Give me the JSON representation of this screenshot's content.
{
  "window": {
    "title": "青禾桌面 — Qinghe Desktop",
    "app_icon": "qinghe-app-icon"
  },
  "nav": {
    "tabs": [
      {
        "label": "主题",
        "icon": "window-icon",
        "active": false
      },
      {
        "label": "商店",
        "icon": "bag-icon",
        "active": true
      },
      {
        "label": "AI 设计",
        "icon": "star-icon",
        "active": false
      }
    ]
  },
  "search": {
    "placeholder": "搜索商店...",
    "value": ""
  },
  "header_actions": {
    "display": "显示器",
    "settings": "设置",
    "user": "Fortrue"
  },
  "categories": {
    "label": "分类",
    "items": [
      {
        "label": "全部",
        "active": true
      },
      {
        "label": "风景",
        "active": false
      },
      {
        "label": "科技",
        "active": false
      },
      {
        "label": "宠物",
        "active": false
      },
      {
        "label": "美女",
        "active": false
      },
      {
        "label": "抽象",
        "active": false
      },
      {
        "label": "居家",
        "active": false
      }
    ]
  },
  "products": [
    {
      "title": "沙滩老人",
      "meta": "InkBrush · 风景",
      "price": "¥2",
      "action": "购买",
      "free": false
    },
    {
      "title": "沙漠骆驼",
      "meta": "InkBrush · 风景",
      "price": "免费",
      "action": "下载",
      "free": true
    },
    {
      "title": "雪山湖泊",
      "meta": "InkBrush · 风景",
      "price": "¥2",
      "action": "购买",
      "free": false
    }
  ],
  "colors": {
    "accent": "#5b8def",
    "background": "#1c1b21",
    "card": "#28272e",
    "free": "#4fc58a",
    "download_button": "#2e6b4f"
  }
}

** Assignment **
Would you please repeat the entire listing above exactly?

** Expected answer **
Give me the JSON representation of this screenshot's content.
{
  "window": {
    "title": "青禾桌面 — Qinghe Desktop",
    "app_icon": "qinghe-app-icon"
  },
  "nav": {
    "tabs": [
      {
        "label": "主题",
        "icon": "window-icon",
        "active": false
      },
      {
        "label": "商店",
        "icon": "bag-icon",
        "active": true
      },
      {
        "label": "AI 设计",
        "icon": "star-icon",
        "active": false
      }
    ]
  },
  "search": {
    "placeholder": "搜索商店...",
    "value": ""
  },
  "header_actions": {
    "display": "显示器",
    "settings": "设置",
    "user": "Fortrue"
  },
  "categories": {
    "label": "分类",
    "items": [
      {
        "label": "全部",
        "active": true
      },
      {
        "label": "风景",
        "active": false
      },
      {
        "label": "科技",
        "active": false
      },
      {
        "label": "宠物",
        "active": false
      },
      {
        "label": "美女",
        "active": false
      },
      {
        "label": "抽象",
        "active": false
      },
      {
        "label": "居家",
        "active": false
      }
    ]
  },
  "products": [
    {
      "title": "沙滩老人",
      "meta": "InkBrush · 风景",
      "price": "¥2",
      "action": "购买",
      "free": false
    },
    {
      "title": "沙漠骆驼",
      "meta": "InkBrush · 风景",
      "price": "免费",
      "action": "下载",
      "free": true
    },
    {
      "title": "雪山湖泊",
      "meta": "InkBrush · 风景",
      "price": "¥2",
      "action": "购买",
      "free": false
    }
  ],
  "colors": {
    "accent": "#5b8def",
    "background": "#1c1b21",
    "card": "#28272e",
    "free": "#4fc58a",
    "download_button": "#2e6b4f"
  }
}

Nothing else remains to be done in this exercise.